Mutual Recognition Regulation across the EEA


The free movement of goods and services is a fundamental principle of the European Union (EU), which has benefited businesses and consumers by opening markets and stimulating trade between member states.

The Mutual Recognition Regulation (EC 764/2008), in force since May 2009, strengthens the operation of free trade in goods in the EU. It requires that all member states provide free information on their national technical rules and sets out a standard procedure for enforcing those rules.

The Regulation simplifies market entry for businesses as they are able to market and sell their goods in any or all of the 31 countries that make up the EEA based on recognition of their products in any member state.

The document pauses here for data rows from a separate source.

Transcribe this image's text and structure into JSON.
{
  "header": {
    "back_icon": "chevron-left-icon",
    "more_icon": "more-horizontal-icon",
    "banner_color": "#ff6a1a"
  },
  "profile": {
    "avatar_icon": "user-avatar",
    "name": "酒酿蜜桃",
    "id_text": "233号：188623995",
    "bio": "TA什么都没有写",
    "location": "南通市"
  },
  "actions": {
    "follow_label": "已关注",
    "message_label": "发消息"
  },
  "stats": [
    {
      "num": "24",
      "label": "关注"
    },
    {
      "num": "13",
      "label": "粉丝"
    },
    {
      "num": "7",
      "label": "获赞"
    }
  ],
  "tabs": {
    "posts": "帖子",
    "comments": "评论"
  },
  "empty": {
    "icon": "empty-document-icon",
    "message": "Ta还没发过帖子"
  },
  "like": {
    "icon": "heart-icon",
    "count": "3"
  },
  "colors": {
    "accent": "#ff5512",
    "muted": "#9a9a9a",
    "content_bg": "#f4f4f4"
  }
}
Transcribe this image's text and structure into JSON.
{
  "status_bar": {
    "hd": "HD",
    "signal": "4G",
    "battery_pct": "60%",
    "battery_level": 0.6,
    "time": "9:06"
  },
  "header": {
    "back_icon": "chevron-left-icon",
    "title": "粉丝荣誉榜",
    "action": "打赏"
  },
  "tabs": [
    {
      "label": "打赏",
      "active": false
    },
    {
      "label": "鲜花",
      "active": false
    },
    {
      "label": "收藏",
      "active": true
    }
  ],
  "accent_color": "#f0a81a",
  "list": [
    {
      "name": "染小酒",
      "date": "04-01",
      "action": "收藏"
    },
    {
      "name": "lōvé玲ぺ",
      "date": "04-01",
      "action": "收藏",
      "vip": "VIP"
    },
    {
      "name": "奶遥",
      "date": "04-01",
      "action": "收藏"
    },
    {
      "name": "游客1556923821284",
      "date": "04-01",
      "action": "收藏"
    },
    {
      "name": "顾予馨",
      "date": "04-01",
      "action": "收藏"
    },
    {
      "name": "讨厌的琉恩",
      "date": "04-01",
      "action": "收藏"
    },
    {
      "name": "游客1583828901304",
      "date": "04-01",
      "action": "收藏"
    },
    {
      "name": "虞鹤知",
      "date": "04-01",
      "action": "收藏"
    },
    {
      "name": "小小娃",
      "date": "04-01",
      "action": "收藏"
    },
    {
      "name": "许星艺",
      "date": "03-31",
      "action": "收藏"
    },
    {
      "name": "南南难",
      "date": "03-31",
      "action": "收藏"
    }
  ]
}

Important: The UK has left the EU on 31 January 2020 and has entered a transition period. This period will run until the end of 2020. The UK has signed MRAs that replicate the effect of existing EU arrangements. These are expected to take effect at the end of the transition period. The withdrawal agreement allows for the EU’s arrangements to continue to apply to the UK during the transition period.

View mutual recognition agreements.

This guide explains the principle of mutual recognition and Mutual Recognition Regulation in other EU member states.